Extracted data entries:
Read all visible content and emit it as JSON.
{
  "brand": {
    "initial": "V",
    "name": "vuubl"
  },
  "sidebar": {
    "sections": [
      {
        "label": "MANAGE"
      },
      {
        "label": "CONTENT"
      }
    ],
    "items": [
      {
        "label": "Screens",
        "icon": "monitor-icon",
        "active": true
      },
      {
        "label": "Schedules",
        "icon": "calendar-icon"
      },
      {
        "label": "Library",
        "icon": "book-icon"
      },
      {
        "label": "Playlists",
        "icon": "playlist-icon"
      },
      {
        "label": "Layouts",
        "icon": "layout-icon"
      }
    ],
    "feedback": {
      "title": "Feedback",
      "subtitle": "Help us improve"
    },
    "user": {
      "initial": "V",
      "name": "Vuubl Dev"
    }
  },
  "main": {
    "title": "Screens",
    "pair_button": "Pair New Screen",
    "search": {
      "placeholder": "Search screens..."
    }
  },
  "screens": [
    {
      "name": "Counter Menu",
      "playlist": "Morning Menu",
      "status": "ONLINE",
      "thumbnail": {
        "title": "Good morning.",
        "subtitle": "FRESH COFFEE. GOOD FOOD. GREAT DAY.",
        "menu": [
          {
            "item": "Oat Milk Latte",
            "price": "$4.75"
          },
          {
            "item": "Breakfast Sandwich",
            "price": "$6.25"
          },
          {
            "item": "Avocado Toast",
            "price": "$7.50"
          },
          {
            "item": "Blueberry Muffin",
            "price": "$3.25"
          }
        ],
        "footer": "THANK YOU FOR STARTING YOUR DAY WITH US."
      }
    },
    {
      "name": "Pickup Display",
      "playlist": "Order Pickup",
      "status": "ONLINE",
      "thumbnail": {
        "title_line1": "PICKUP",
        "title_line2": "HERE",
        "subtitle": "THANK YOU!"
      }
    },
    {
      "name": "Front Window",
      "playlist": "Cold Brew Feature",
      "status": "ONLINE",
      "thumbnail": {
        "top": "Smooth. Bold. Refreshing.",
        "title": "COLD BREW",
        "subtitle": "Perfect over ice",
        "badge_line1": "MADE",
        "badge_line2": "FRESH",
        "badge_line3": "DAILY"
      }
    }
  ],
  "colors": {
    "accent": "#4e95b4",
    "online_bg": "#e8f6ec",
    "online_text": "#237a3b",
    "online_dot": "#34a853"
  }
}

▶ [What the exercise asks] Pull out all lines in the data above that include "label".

▶ [Answer area]
        "label": "MANAGE"
        "label": "CONTENT"
        "label": "Screens",
        "label": "Schedules",
        "label": "Library",
        "label": "Playlists",
        "label": "Layouts",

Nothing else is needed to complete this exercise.